Klaus Schmidt of the German Archaeological Institute embarked on an excavation mission at Gobekli Tepe in southeast Turkey. What he unearthed astonished the archaeological world. Gobekli Tepe, dating back around 12,000 years (around 10,000 BC), revealed spectacular monumental structures, challenging the prevailing belief that the people of that time were mere primitive hunter-gatherers.
Gobekli Tepe became the world’s first archaeological site to validate such an ancient age. This groundbreaking discovery painted a picture of a complex and advanced society at a time when historians previously believed only simple hunter-gatherer communities existed.
In essence, the unveiling of Gobekli Tepe has opened a new chapter in our understanding of ancient civilizations.

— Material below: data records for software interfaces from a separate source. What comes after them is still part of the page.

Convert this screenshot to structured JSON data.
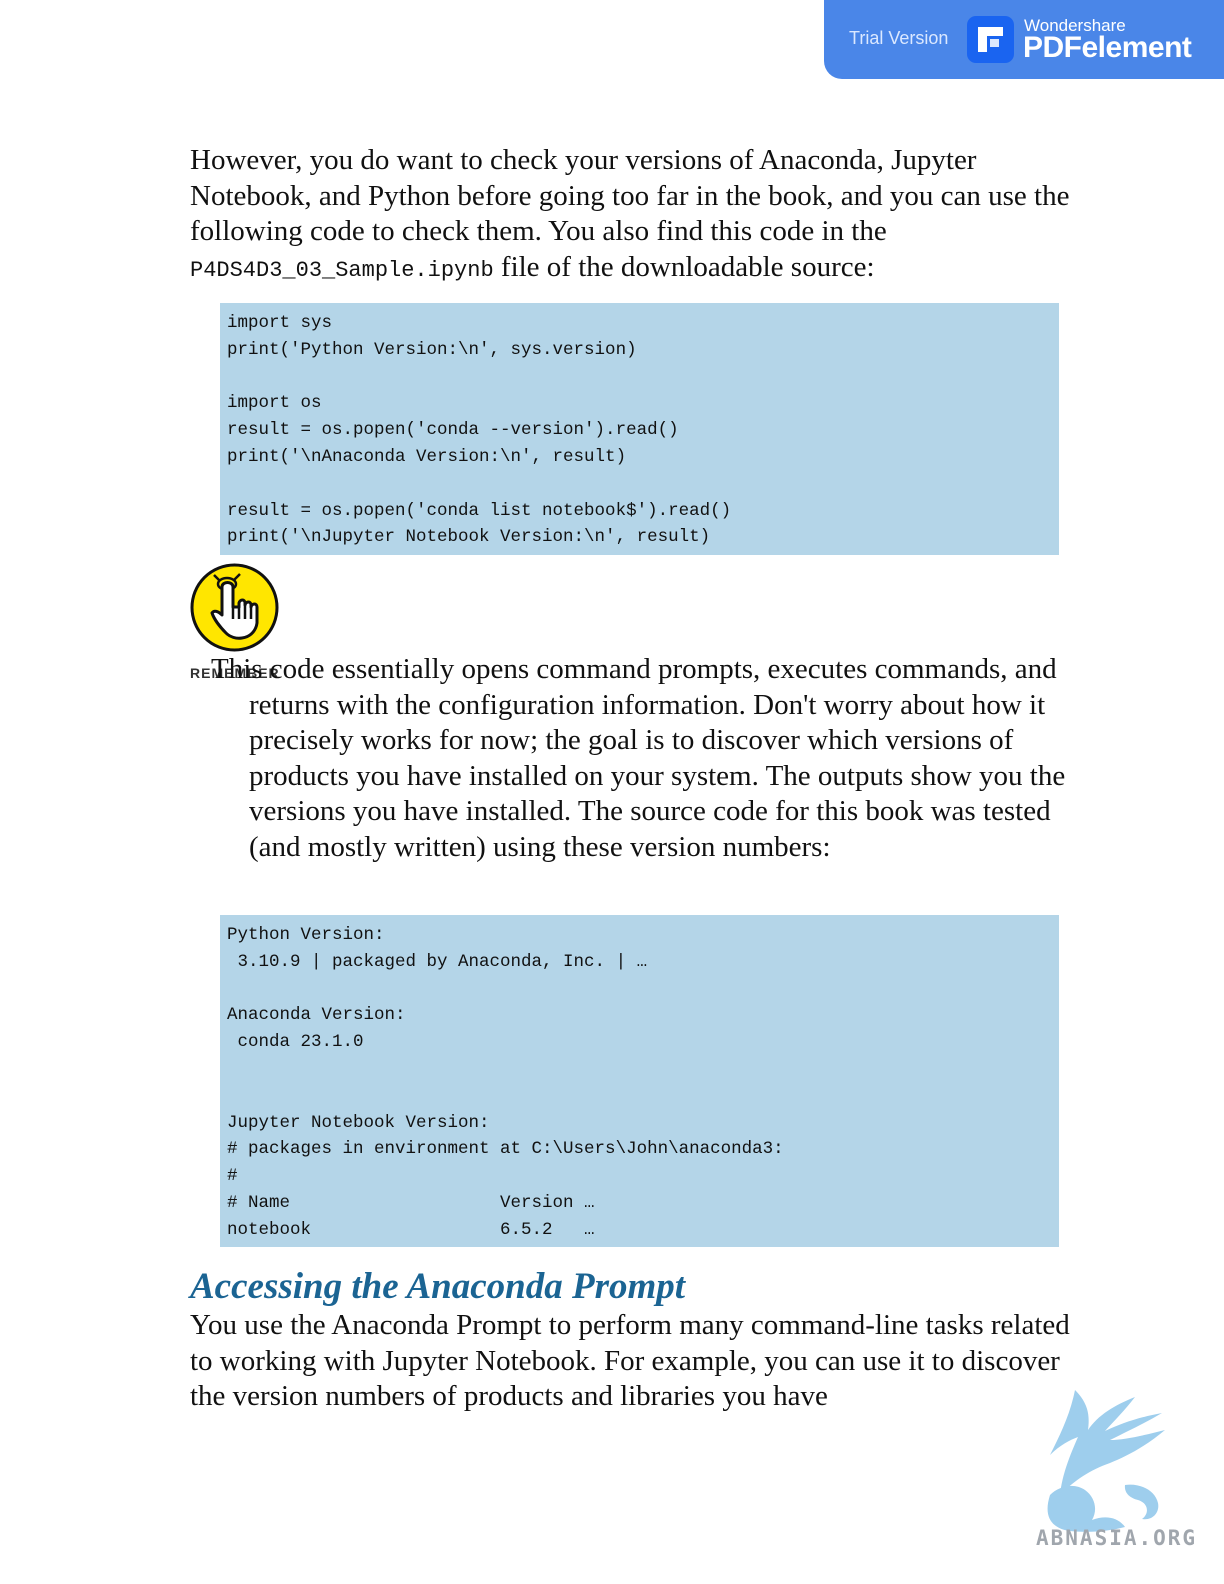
{
  "banner": {
    "trial_label": "Trial Version",
    "brand": "Wondershare",
    "product": "PDFelement"
  },
  "intro_paragraph": {
    "text_before": "However, you do want to check your versions of Anaconda, Jupyter Notebook, and Python before going too far in the book, and you can use the following code to check them. You also find this code in the ",
    "filename": "P4DS4D3_03_Sample.ipynb",
    "text_after": " file of the downloadable source:"
  },
  "code_block_1": "import sys\nprint('Python Version:\\n', sys.version)\n\nimport os\nresult = os.popen('conda --version').read()\nprint('\\nAnaconda Version:\\n', result)\n\nresult = os.popen('conda list notebook$').read()\nprint('\\nJupyter Notebook Version:\\n', result)",
  "remember": {
    "label": "REMEMBER",
    "icon": "pointing-finger-string-icon",
    "text": "This code essentially opens command prompts, executes commands, and returns with the configuration information. Don't worry about how it precisely works for now; the goal is to discover which versions of products you have installed on your system. The outputs show you the versions you have installed. The source code for this book was tested (and mostly written) using these version numbers:"
  },
  "code_block_2": "Python Version:\n 3.10.9 | packaged by Anaconda, Inc. | …\n\nAnaconda Version:\n conda 23.1.0\n\n\nJupyter Notebook Version:\n# packages in environment at C:\\Users\\John\\anaconda3:\n#\n# Name                    Version …\nnotebook                  6.5.2   …",
  "section": {
    "heading": "Accessing the Anaconda Prompt",
    "paragraph": "You use the Anaconda Prompt to perform many command-line tasks related to working with Jupyter Notebook. For example, you can use it to discover the version numbers of products and libraries you have"
  },
  "watermark": {
    "text": "ABNASIA.ORG",
    "icon": "griffin-logo-icon"
  },
  "colors": {
    "banner_bg": "#4a86e8",
    "code_bg": "#b4d5e8",
    "heading": "#1b6493",
    "remember_yellow": "#ffe600"
  }
}
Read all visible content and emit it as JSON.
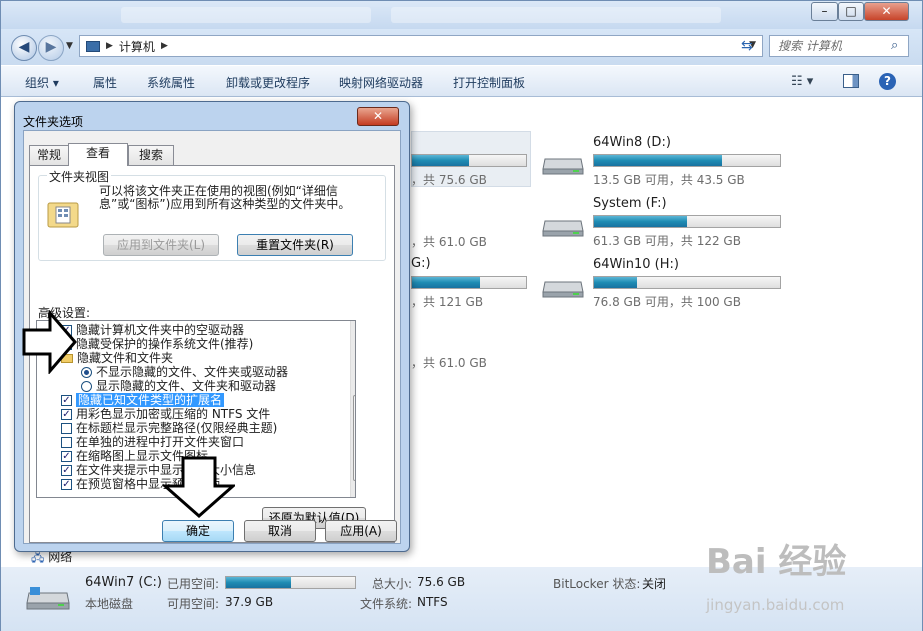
{
  "explorer": {
    "address_crumb": "计算机",
    "search_placeholder": "搜索 计算机",
    "toolbar": {
      "organize": "组织",
      "properties": "属性",
      "system_properties": "系统属性",
      "uninstall": "卸载或更改程序",
      "map_drive": "映射网络驱动器",
      "control_panel": "打开控制面板"
    },
    "drives": [
      {
        "name": "64Win8  (D:)",
        "size": "13.5 GB 可用，共 43.5 GB",
        "fill": 0.69
      },
      {
        "name": "System (F:)",
        "size": "61.3 GB 可用，共 122 GB",
        "fill": 0.5
      },
      {
        "name": "64Win10 (H:)",
        "size": "76.8 GB 可用，共 100 GB",
        "fill": 0.23
      }
    ],
    "hidden_drives": [
      {
        "name": "",
        "size": "，共 75.6 GB",
        "fill": 0.5
      },
      {
        "name": "",
        "size": "，共 61.0 GB",
        "fill": 0
      },
      {
        "name": "G:)",
        "size": "，共 121 GB",
        "fill": 0.6
      },
      {
        "name": "",
        "size": "，共 61.0 GB",
        "fill": 0
      }
    ],
    "network_label": "网络",
    "details": {
      "name": "64Win7  (C:)",
      "type": "本地磁盘",
      "used_label": "已用空间:",
      "free_label": "可用空间:",
      "free_value": "37.9 GB",
      "total_label": "总大小:",
      "total_value": "75.6 GB",
      "fs_label": "文件系统:",
      "fs_value": "NTFS",
      "bitlocker_label": "BitLocker 状态:",
      "bitlocker_value": "关闭",
      "used_fill": 0.5
    }
  },
  "dialog": {
    "title": "文件夹选项",
    "tabs": [
      "常规",
      "查看",
      "搜索"
    ],
    "folder_views_label": "文件夹视图",
    "folder_views_text": "可以将该文件夹正在使用的视图(例如“详细信息”或“图标”)应用到所有这种类型的文件夹中。",
    "apply_to_folders": "应用到文件夹(L)",
    "reset_folders": "重置文件夹(R)",
    "advanced_label": "高级设置:",
    "settings": [
      {
        "label": "隐藏计算机文件夹中的空驱动器",
        "kind": "checkbox",
        "checked": true
      },
      {
        "label": "隐藏受保护的操作系统文件(推荐)",
        "kind": "checkbox",
        "checked": true
      },
      {
        "label": "隐藏文件和文件夹",
        "kind": "folder"
      },
      {
        "label": "不显示隐藏的文件、文件夹或驱动器",
        "kind": "radio",
        "checked": true
      },
      {
        "label": "显示隐藏的文件、文件夹和驱动器",
        "kind": "radio",
        "checked": false
      },
      {
        "label": "隐藏已知文件类型的扩展名",
        "kind": "checkbox",
        "checked": true,
        "selected": true
      },
      {
        "label": "用彩色显示加密或压缩的 NTFS 文件",
        "kind": "checkbox",
        "checked": true
      },
      {
        "label": "在标题栏显示完整路径(仅限经典主题)",
        "kind": "checkbox",
        "checked": false
      },
      {
        "label": "在单独的进程中打开文件夹窗口",
        "kind": "checkbox",
        "checked": false
      },
      {
        "label": "在缩略图上显示文件图标",
        "kind": "checkbox",
        "checked": true
      },
      {
        "label": "在文件夹提示中显示文件大小信息",
        "kind": "checkbox",
        "checked": true
      },
      {
        "label": "在预览窗格中显示预览句柄",
        "kind": "checkbox",
        "checked": true
      }
    ],
    "restore_defaults": "还原为默认值(D)",
    "ok": "确定",
    "cancel": "取消",
    "apply": "应用(A)"
  },
  "watermark": {
    "brand": "Bai 经验",
    "url": "jingyan.baidu.com"
  }
}
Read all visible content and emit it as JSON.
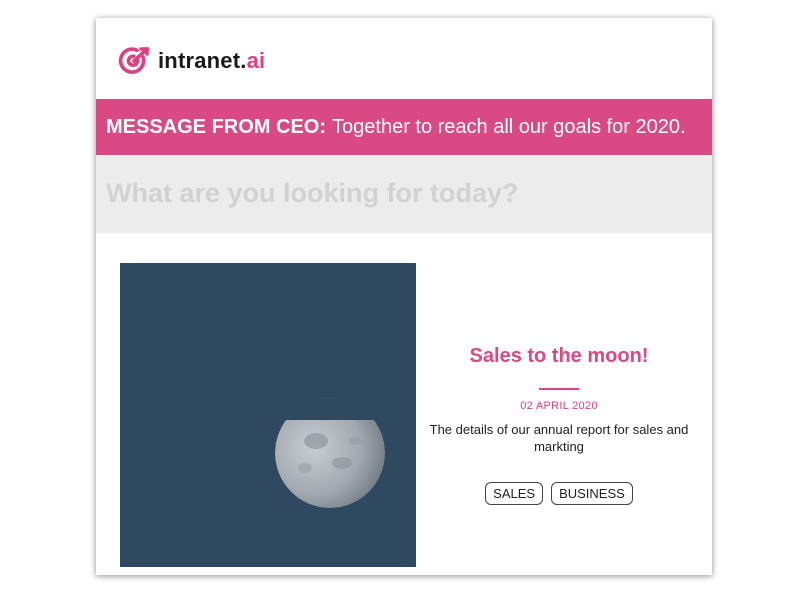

It suggests that the story of our past is far more enigmatic and multifaceted than we ever imagined.
The possibility of a great flood in the distant past, echoed in myths and legends across the world, continues to intrigue and beckons us to explore deeper into the mysteries of our ancient history.
As we continue to delve into the past, the ancient tablets, cuneiform writings, and archaeological discoveries may unlock even more secrets that will reshape our perception of the ancient world. The mysteries of our past, waiting to be unearthed, hold the key to unraveling the enigmatic origins of early civilization.